* **EXERCISE DETAILS**
Only lines that contain the word "View" are to be returned from the data below.

* **Extracted records**
++++++
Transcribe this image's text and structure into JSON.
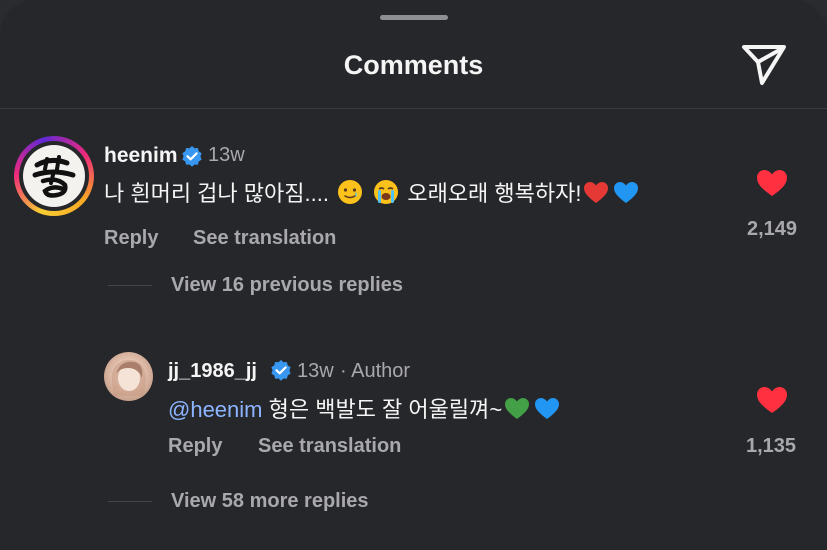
{
  "header": {
    "title": "Comments",
    "send_icon": "paper-plane-icon"
  },
  "comments": [
    {
      "username": "heenim",
      "verified": true,
      "time": "13w",
      "text_before": "나 흰머리 겁나 많아짐....",
      "text_after": "오래오래 행복하자!",
      "emojis": [
        "smiling-face-with-tear",
        "loudly-crying-face",
        "red-heart",
        "blue-heart"
      ],
      "reply_label": "Reply",
      "translate_label": "See translation",
      "likes": "2,149",
      "liked": true,
      "heart_color": "#ff3040",
      "view_replies_label": "View 16 previous replies"
    },
    {
      "username": "jj_1986_jj",
      "verified": true,
      "time": "13w",
      "author_label": "· Author",
      "mention": "@heenim",
      "text": "형은 백발도 잘 어울릴껴~",
      "emojis": [
        "green-heart",
        "blue-heart"
      ],
      "reply_label": "Reply",
      "translate_label": "See translation",
      "likes": "1,135",
      "liked": true,
      "heart_color": "#ff3040",
      "view_replies_label": "View 58 more replies"
    }
  ],
  "colors": {
    "background": "#26272a",
    "text": "#f5f5f5",
    "secondary_text": "#a8a8ad",
    "mention": "#8cb4ff",
    "verified_badge": "#3897f0",
    "like_heart": "#ff3040"
  }
}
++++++
* **SOLVED EXERCISE**
      "view_replies_label": "View 16 previous replies"
      "view_replies_label": "View 58 more replies"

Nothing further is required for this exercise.